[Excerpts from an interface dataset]
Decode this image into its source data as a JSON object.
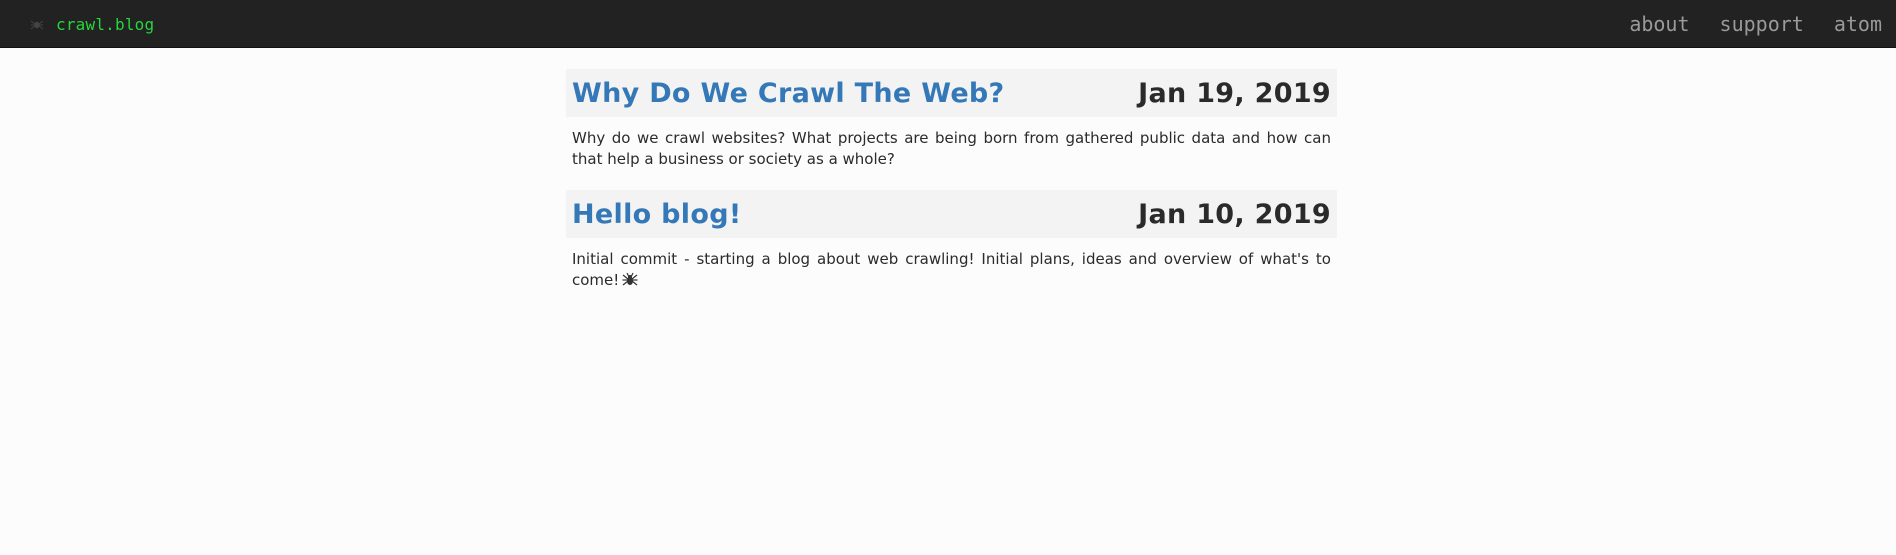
{
  "header": {
    "brand_icon": "spider-icon",
    "brand_text": "crawl.blog",
    "brand_color": "#25d63a",
    "nav": [
      {
        "label": "about"
      },
      {
        "label": "support"
      },
      {
        "label": "atom"
      }
    ]
  },
  "posts": [
    {
      "title": "Why Do We Crawl The Web?",
      "date": "Jan 19, 2019",
      "summary": "Why do we crawl websites? What projects are being born from gathered public data and how can that help a business or society as a whole?"
    },
    {
      "title": "Hello blog!",
      "date": "Jan 10, 2019",
      "summary": "Initial commit - starting a blog about web crawling! Initial plans, ideas and overview of what's to come!",
      "summary_icon": "spider-icon"
    }
  ],
  "colors": {
    "topbar_bg": "#222222",
    "title_link": "#3478b8",
    "post_header_bg": "#f3f3f3",
    "page_bg": "#fcfcfc"
  }
}
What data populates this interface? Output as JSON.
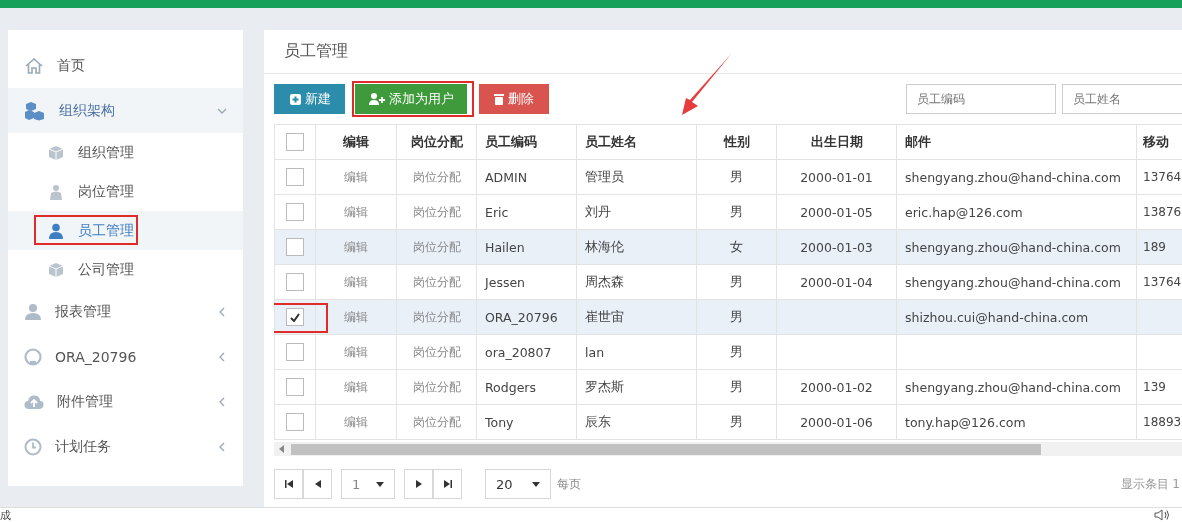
{
  "sidebar": {
    "items": [
      {
        "label": "首页",
        "kind": "link"
      },
      {
        "label": "组织架构",
        "kind": "group",
        "expanded": true,
        "children": [
          {
            "label": "组织管理",
            "selected": false
          },
          {
            "label": "岗位管理",
            "selected": false
          },
          {
            "label": "员工管理",
            "selected": true
          },
          {
            "label": "公司管理",
            "selected": false
          }
        ]
      },
      {
        "label": "报表管理",
        "kind": "group",
        "expanded": false
      },
      {
        "label": "ORA_20796",
        "kind": "group",
        "expanded": false
      },
      {
        "label": "附件管理",
        "kind": "group",
        "expanded": false
      },
      {
        "label": "计划任务",
        "kind": "group",
        "expanded": false
      }
    ]
  },
  "page_title": "员工管理",
  "toolbar": {
    "buttons": [
      {
        "label": "新建",
        "kind": "new"
      },
      {
        "label": "添加为用户",
        "kind": "add-user"
      },
      {
        "label": "删除",
        "kind": "delete"
      }
    ],
    "filters": [
      {
        "placeholder": "员工编码"
      },
      {
        "placeholder": "员工姓名"
      }
    ]
  },
  "table": {
    "select_all_checked": false,
    "columns": [
      "编辑",
      "岗位分配",
      "员工编码",
      "员工姓名",
      "性别",
      "出生日期",
      "邮件",
      "移动"
    ],
    "rows": [
      {
        "checked": false,
        "highlighted": false,
        "edit": "编辑",
        "assign": "岗位分配",
        "code": "ADMIN",
        "name": "管理员",
        "gender": "男",
        "birth": "2000-01-01",
        "email": "shengyang.zhou@hand-china.com",
        "phone": "13764"
      },
      {
        "checked": false,
        "highlighted": false,
        "edit": "编辑",
        "assign": "岗位分配",
        "code": "Eric",
        "name": "刘丹",
        "gender": "男",
        "birth": "2000-01-05",
        "email": "eric.hap@126.com",
        "phone": "13876"
      },
      {
        "checked": false,
        "highlighted": true,
        "edit": "编辑",
        "assign": "岗位分配",
        "code": "Hailen",
        "name": "林海伦",
        "gender": "女",
        "birth": "2000-01-03",
        "email": "shengyang.zhou@hand-china.com",
        "phone": "189"
      },
      {
        "checked": false,
        "highlighted": false,
        "edit": "编辑",
        "assign": "岗位分配",
        "code": "Jessen",
        "name": "周杰森",
        "gender": "男",
        "birth": "2000-01-04",
        "email": "shengyang.zhou@hand-china.com",
        "phone": "13764"
      },
      {
        "checked": true,
        "highlighted": true,
        "edit": "编辑",
        "assign": "岗位分配",
        "code": "ORA_20796",
        "name": "崔世宙",
        "gender": "男",
        "email": "shizhou.cui@hand-china.com"
      },
      {
        "checked": false,
        "highlighted": false,
        "edit": "编辑",
        "assign": "岗位分配",
        "code": "ora_20807",
        "name": "lan",
        "gender": "男"
      },
      {
        "checked": false,
        "highlighted": false,
        "edit": "编辑",
        "assign": "岗位分配",
        "code": "Rodgers",
        "name": "罗杰斯",
        "gender": "男",
        "birth": "2000-01-02",
        "email": "shengyang.zhou@hand-china.com",
        "phone": "139"
      },
      {
        "checked": false,
        "highlighted": false,
        "edit": "编辑",
        "assign": "岗位分配",
        "code": "Tony",
        "name": "辰东",
        "gender": "男",
        "birth": "2000-01-06",
        "email": "tony.hap@126.com",
        "phone": "18893"
      }
    ]
  },
  "pager": {
    "page": "1",
    "page_size": "20",
    "per_page_label": "每页",
    "summary": "显示条目 1"
  },
  "status_bar": {
    "text": "成"
  }
}
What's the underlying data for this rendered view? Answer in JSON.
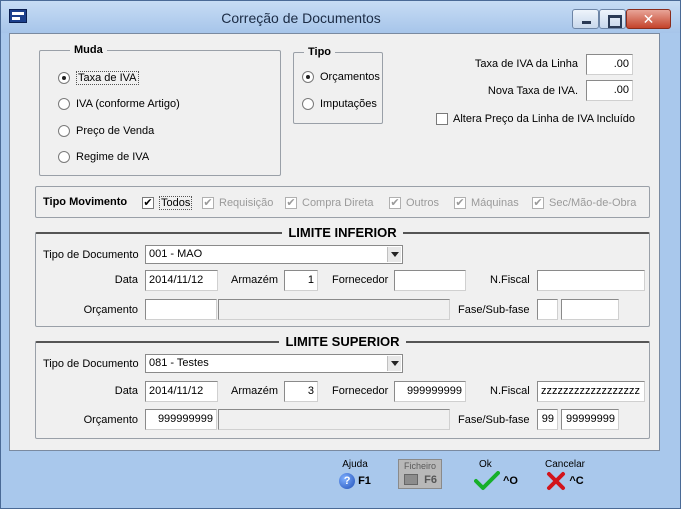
{
  "window": {
    "title": "Correção de Documentos"
  },
  "muda": {
    "title": "Muda",
    "options": [
      {
        "label": "Taxa de IVA",
        "selected": true
      },
      {
        "label": "IVA (conforme Artigo)",
        "selected": false
      },
      {
        "label": "Preço de Venda",
        "selected": false
      },
      {
        "label": "Regime de IVA",
        "selected": false
      }
    ]
  },
  "tipo": {
    "title": "Tipo",
    "options": [
      {
        "label": "Orçamentos",
        "selected": true
      },
      {
        "label": "Imputações",
        "selected": false
      }
    ]
  },
  "iva": {
    "taxa_label": "Taxa de IVA da Linha",
    "taxa_value": ".00",
    "nova_label": "Nova Taxa de IVA.",
    "nova_value": ".00",
    "altera_label": "Altera Preço da Linha de IVA Incluído",
    "altera_checked": false
  },
  "movimento": {
    "title": "Tipo Movimento",
    "items": [
      {
        "label": "Todos",
        "checked": true,
        "enabled": true
      },
      {
        "label": "Requisição",
        "checked": true,
        "enabled": false
      },
      {
        "label": "Compra Direta",
        "checked": true,
        "enabled": false
      },
      {
        "label": "Outros",
        "checked": true,
        "enabled": false
      },
      {
        "label": "Máquinas",
        "checked": true,
        "enabled": false
      },
      {
        "label": "Sec/Mão-de-Obra",
        "checked": true,
        "enabled": false
      }
    ]
  },
  "labels": {
    "tipo_documento": "Tipo de Documento",
    "data": "Data",
    "armazem": "Armazém",
    "fornecedor": "Fornecedor",
    "nfiscal": "N.Fiscal",
    "orcamento": "Orçamento",
    "fase": "Fase/Sub-fase"
  },
  "inferior": {
    "title": "LIMITE INFERIOR",
    "tipo_documento": "001 - MAO",
    "data": "2014/11/12",
    "armazem": "1",
    "fornecedor": "",
    "nfiscal": "",
    "orcamento": "",
    "orcamento_desc": "",
    "fase": "",
    "subfase": ""
  },
  "superior": {
    "title": "LIMITE SUPERIOR",
    "tipo_documento": "081 - Testes",
    "data": "2014/11/12",
    "armazem": "3",
    "fornecedor": "999999999",
    "nfiscal": "zzzzzzzzzzzzzzzzzz",
    "orcamento": "999999999",
    "orcamento_desc": "",
    "fase": "99",
    "subfase": "99999999"
  },
  "footer": {
    "ajuda_label": "Ajuda",
    "ajuda_key": "F1",
    "ficheiro_label": "Ficheiro",
    "ficheiro_key": "F6",
    "ok_label": "Ok",
    "ok_key": "^O",
    "cancelar_label": "Cancelar",
    "cancelar_key": "^C"
  }
}
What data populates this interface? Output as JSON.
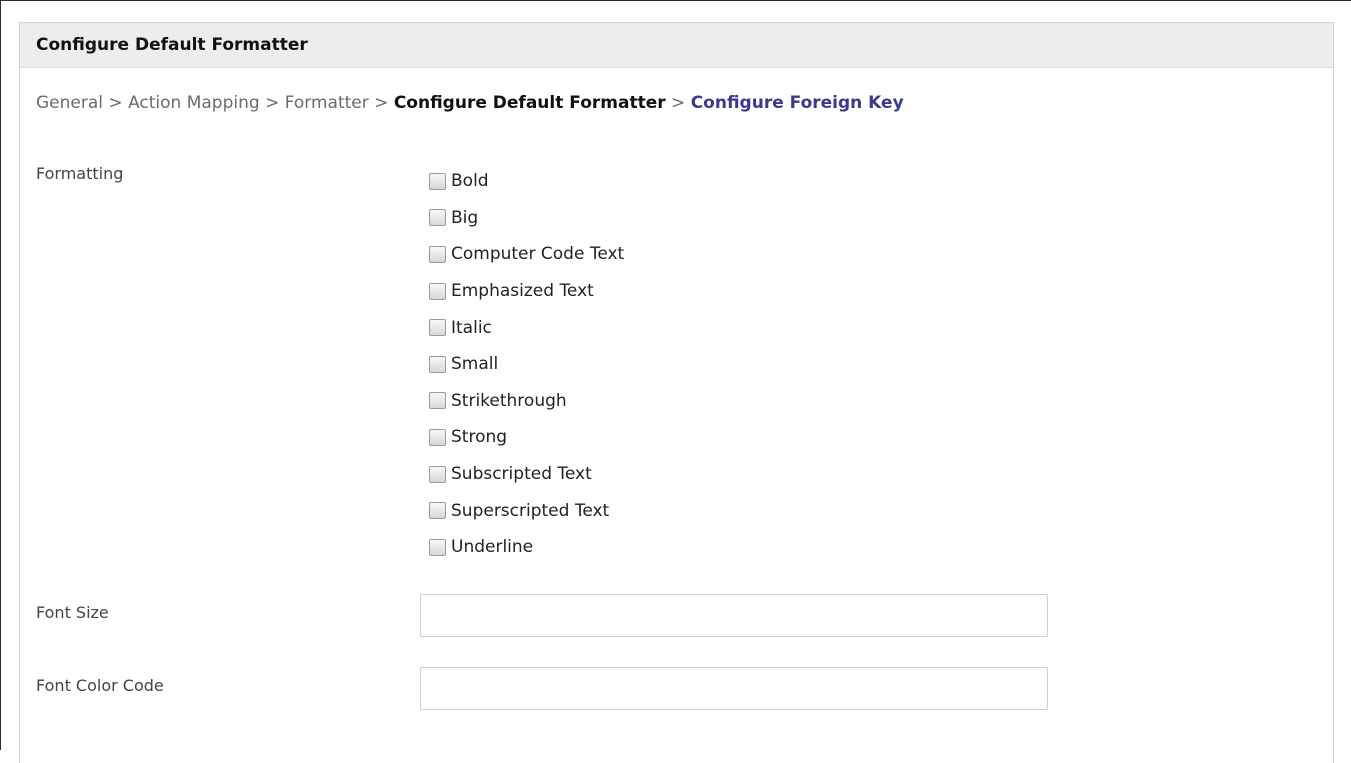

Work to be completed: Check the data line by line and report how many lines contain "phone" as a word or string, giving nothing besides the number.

Result: 6